Magento CE 220.127.116.11, Git 1.7
There are tons of VCS (What is VCS) tools available these days, but I love to harness the additional power of Git to deploy changes as well as handle version control. With that in mind, I’d like to share a system I use to control site updates/deployment using Git. The CMS of choice today is the ecom beast, Magento. Right, off we go.
We have two sites, mydomain.com and staging.mydomain.com. One is our live production site and the other is our staging (testing) site. They access a separate database each.
The development team (myself included) develop the codebase, including extensions, theme tweaks, etc. on the codebase.

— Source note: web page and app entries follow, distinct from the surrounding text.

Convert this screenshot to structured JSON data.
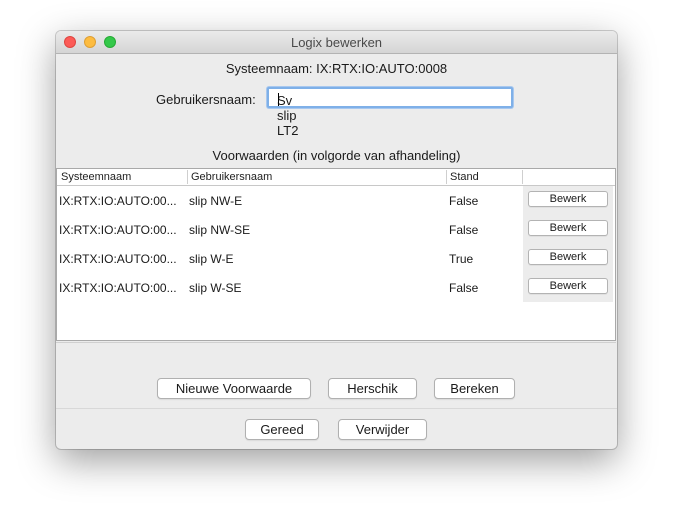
{
  "window": {
    "title": "Logix bewerken"
  },
  "header": {
    "system_name": "Systeemnaam: IX:RTX:IO:AUTO:0008",
    "username_label": "Gebruikersnaam:",
    "username_value": "Sv slip LT2"
  },
  "conditions": {
    "title": "Voorwaarden (in volgorde van afhandeling)",
    "columns": [
      "Systeemnaam",
      "Gebruikersnaam",
      "Stand",
      ""
    ],
    "rows": [
      {
        "system": "IX:RTX:IO:AUTO:00...",
        "user": "slip NW-E",
        "state": "False",
        "action": "Bewerk"
      },
      {
        "system": "IX:RTX:IO:AUTO:00...",
        "user": "slip NW-SE",
        "state": "False",
        "action": "Bewerk"
      },
      {
        "system": "IX:RTX:IO:AUTO:00...",
        "user": "slip W-E",
        "state": "True",
        "action": "Bewerk"
      },
      {
        "system": "IX:RTX:IO:AUTO:00...",
        "user": "slip W-SE",
        "state": "False",
        "action": "Bewerk"
      }
    ]
  },
  "actions": {
    "new_condition": "Nieuwe Voorwaarde",
    "reorder": "Herschik",
    "calculate": "Bereken",
    "done": "Gereed",
    "delete": "Verwijder"
  },
  "colors": {
    "close": "#fc5b57",
    "minimize": "#fdbc40",
    "maximize": "#34c84a",
    "focus_ring": "#7fb0e8"
  }
}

The social, design and marketing teams all work on the Magento site via the admin area. They can install extensions on both servers.
We need our code changes to be pushed to both sites. We also need to capture the media files, extensions and tweaks that are implemented on the live site and pull them to our local codebase for incorporation and deployment to staging.

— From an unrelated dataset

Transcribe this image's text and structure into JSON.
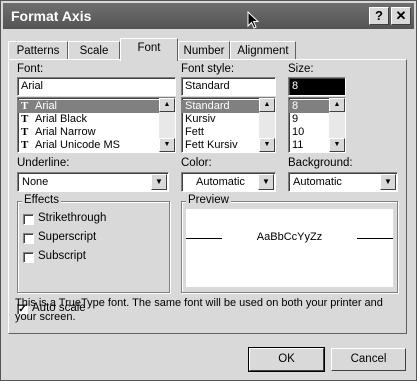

Halt, an image is needed!
Ok, so here’s how it works.
For each site, there are 2 repos. I will use mydomain.com as an example. One repo sits on the server at /var/www/repos/mydomain.com.git and is a bare repo. There is a post-receive hook in the hooks folder with the following contents:
GIT_WORK_TREE=/var/www/mydomain/ git checkout -f
This is the repo we push to. On a local machine, this would be configured as live.
The second repo sits at the same level as the site (/var/www/mydomain/) and is set up as origin. This is the repo we pull from to local (generally speaking) to obtain changes from the live server.
The staging site mimics the live site except that it is referenced as staging for the bare repo and origin_staging respectively.
So, let’s say we want to pull a code change on the live site and push it to the staging site. We would do as follows:
$ ssh email@example.com
$ cd /var/www/mydomain/
$ git commit -a -m "Massive code change on the live site"
On the local machine:
$ cd /Users/jason/Sites/mydomain/
$ git pull origin master
$ git status
blah blah blah
$ git push staging master
Obviously this test is done with the master branch.
Please comment and enlighten me if you can offer a better solution. In reality, this setup works perfectly and by using the .gitignore files correctly, the repo stays lightning fast and efficient.
Hope it helps you out!